Finally sleep is a major factor, as with anything else. Lack of sleep, which itself can contribute to further Adrenaline release and brain inflammation, must be addressed. Keeping our brain active with constant learning can help the brain to fire neutrons. Laughter can decrease overall inflammation and induce the release of neurohormones for happiness. And to conclude, anger can truly be a symptom of physiology. We can definitely breathe, meditate, do some yoga, pray and laugh, but we do need to get to the root of the cause. The root cause or causes is truly bioindividual. Watching, observing and tracking can help get to the root. Then we can take better control by addressing specific physiological factors for better sustainable change
Psychology of our physiology looks deep within the space of the mind that exists in our body, and how we can deeply create powerful change using the principles and practices of Functional Nutrition.
People won’t have time for you if you are always angry or complaining.
Finding an affirmation that works for you personally is a powerful tool for your health and how you can recover from all chronic health challenges and release that anger.
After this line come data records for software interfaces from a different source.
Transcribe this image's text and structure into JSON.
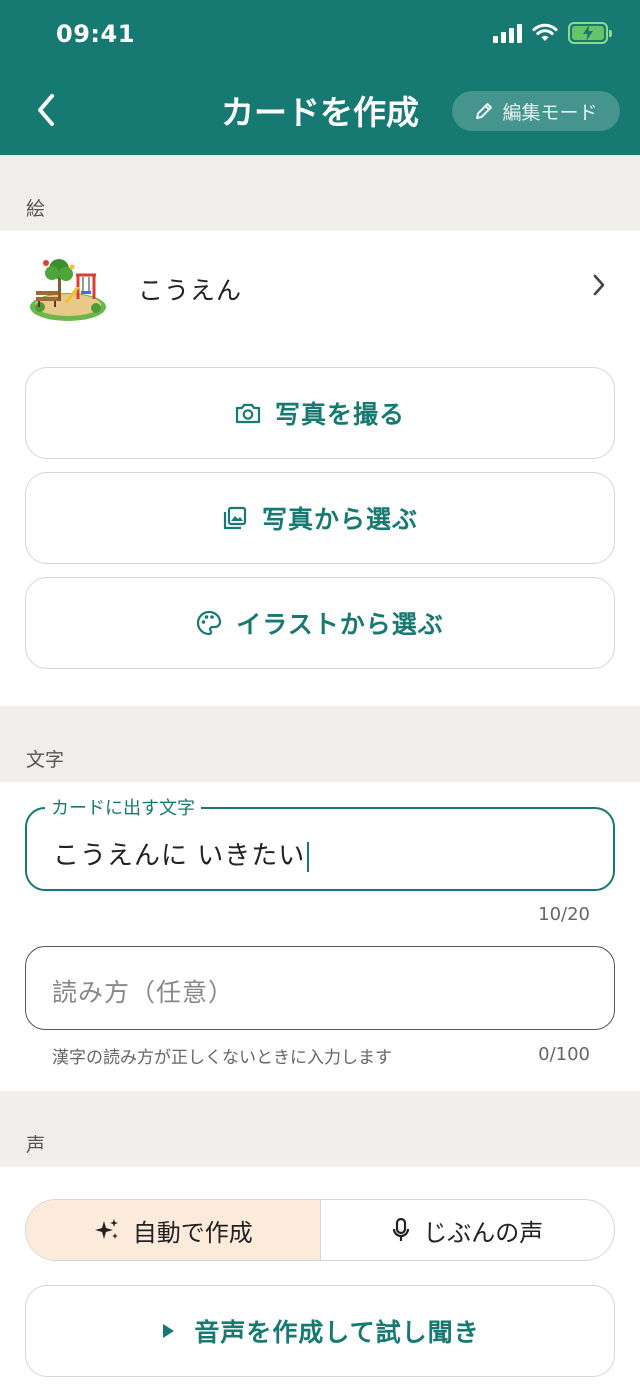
{
  "status_bar": {
    "time": "09:41"
  },
  "header": {
    "title": "カードを作成",
    "edit_mode_label": "編集モード"
  },
  "picture_section": {
    "label": "絵",
    "selected_picture": {
      "name": "こうえん",
      "icon": "park-illustration"
    },
    "buttons": {
      "take_photo": "写真を撮る",
      "choose_photo": "写真から選ぶ",
      "choose_illustration": "イラストから選ぶ"
    }
  },
  "text_section": {
    "label": "文字",
    "card_text": {
      "label": "カードに出す文字",
      "value": "こうえんに いきたい",
      "counter": "10/20"
    },
    "reading": {
      "placeholder": "読み方（任意）",
      "helper": "漢字の読み方が正しくないときに入力します",
      "counter": "0/100"
    }
  },
  "voice_section": {
    "label": "声",
    "segments": {
      "auto": "自動で作成",
      "own_voice": "じぶんの声"
    },
    "selected_segment": "auto",
    "preview_button": "音声を作成して試し聞き"
  },
  "colors": {
    "primary": "#177a72",
    "selected_segment_bg": "#fcebdb",
    "background": "#f0efeb"
  }
}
It need not be prayer. If it is a prayer which is a crutch for you personally, then that’s great. If not try this affirmation…
“I allow myself the understanding to recover from any challenges of health and release any anger towards anyone or towards myself”
This is a prayer to you. To your physiology. To releasing your anger.
So nurture yourself. Understand the psychology of your anger. Know that anger can have physiological roots. Recover physiologically and let go.